Back in the day when I was a college student, I was participating in "technology roadshow" events around the country presenting Drupal to various people. At one occasion, I presented to primary school and high school teachers and surprisingly, one of the teachers from my old high school was there, interested in the topic. We explained with my co-presenter István Palócz, that Drupal is free (as in speech and in beer), and that they can just install that for their school (as István did at that time), and use as an intranet or their public facing site.

Install Drupal localized without further user effort - a new distribution

I've been involved with Drupal localization since the early times I'm with Drupal and was looking at ways to keep improving language and translation setup. Still, if you need to install Drupal 6 localized, you need to download Drupal 6 in English and when prompted in the installer, go and grab a package for your language. That has a structure resembling Drupal core itself, and if you extract it to the right directory, each translation file will fall into place. Then if you go back to install Drupal, it will go localized.

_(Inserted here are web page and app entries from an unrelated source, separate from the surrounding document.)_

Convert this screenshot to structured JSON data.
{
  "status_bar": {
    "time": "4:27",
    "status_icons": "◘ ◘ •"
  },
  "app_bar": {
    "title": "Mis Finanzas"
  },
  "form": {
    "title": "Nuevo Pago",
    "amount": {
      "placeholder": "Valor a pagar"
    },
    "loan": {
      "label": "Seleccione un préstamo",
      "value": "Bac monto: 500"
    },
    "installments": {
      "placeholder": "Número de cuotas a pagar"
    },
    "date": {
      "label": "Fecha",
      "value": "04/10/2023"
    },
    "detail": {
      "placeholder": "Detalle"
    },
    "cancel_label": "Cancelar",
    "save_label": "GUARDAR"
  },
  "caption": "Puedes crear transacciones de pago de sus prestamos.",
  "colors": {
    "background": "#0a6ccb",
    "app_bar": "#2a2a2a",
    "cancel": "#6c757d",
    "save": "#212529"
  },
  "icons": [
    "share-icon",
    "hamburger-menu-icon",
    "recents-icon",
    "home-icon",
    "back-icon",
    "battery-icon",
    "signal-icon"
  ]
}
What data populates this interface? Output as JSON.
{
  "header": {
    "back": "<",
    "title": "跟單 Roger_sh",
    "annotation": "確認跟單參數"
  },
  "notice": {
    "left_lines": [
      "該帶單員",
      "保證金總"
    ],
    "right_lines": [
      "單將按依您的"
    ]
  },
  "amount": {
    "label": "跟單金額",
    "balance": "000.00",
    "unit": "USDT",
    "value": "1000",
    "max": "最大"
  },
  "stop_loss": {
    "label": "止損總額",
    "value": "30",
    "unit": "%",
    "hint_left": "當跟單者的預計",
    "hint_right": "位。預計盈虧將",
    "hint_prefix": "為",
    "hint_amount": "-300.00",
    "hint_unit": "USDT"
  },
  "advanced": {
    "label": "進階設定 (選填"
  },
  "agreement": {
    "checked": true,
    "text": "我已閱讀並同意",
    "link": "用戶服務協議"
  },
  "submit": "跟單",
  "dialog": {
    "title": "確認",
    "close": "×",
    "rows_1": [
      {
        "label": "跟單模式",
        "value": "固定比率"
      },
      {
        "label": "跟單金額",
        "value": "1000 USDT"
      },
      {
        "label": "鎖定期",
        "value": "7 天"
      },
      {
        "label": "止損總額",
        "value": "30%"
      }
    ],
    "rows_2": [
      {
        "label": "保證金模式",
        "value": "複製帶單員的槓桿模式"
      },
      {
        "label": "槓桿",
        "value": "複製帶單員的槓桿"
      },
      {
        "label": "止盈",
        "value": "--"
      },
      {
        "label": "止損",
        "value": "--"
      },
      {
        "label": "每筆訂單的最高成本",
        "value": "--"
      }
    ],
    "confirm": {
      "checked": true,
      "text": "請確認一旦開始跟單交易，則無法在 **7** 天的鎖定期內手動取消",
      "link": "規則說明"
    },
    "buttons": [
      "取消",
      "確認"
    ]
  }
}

While many people learned the tricks of the trade, this is not entirely easy. Extracting packages to the same directory as Drupal core is not easy on the Mac, where this ends up by directory overwrites by default. It is a confusing experience for newcomers on various operating systems, because merging two packages by extracting to the same directory is a (clever but) foreign concept. But if you think of it, we tell you to download a file from a well known place, let Drupal know about it and then import it. Why wouldn't the installer download the file and import it for us? With the advancement of, the contributed module and theme translations are also decoupled from the projects, so there is even more user effort in obtaining translations for them, while this could all be automated.

This thinking drove to the birth of the Localized Drupal install profile, which is now available in proof-of-concept form for Drupal 6 and 7. The user interface for the installation could definitely use some polish as we need to let you choose from the 70 languages available on, but honestly, localized installations should not be harder then this. Let's take it for a spin!

Installing Localized Drupal 7.x-dev

In both versions, you'll be presented with a "Localized Drupal" selection among the install profiles. You need to select this to take advantage of the automation provided. This is due to the architecture of installation profiles. A library component is planned for this profile, so that other distributions can include the code needed to start installations off in a foreign language, but for plain Drupal core installation, you'll need to choose this separate profile.

You'll need to choose your language of course, but you should not be required to do anything else beyond that. This is it.

Localized Drupal 7.x-dev just installed

While this might provide immediate installation simplicity, for contributed modules to provide similar ease of localization installation and updates, Jose Reyero is hard at work on the Localization update module. Think of this as the install and update module for localizations. The Localized Drupal install profile is moving towards including and utilizing Localization update for an overall pleasant localized software experience. As soon as you add a couple contributed modules and a theme, you'll find it much easier to manage interface localizations with Localization update compared to trying to make it work manually. Oh and it works with Drush too.

Feedback on the install profile as well as the update module and the concepts and approaches is welcome.

How Drupal improves and evolves, the basics behind the community

It is that phase of my life! I'm just turning 30 in a month, working with Drupal for 7 years and just had my third Acquia anniversary a week ago. Time to look back and evaluate how things went, all the good and bad things; even better if the wisdom can be shared with others. This was part of my thinking when I submitted the session titled "Come for the software, stay for the community" for Drupalcon Copenhagen.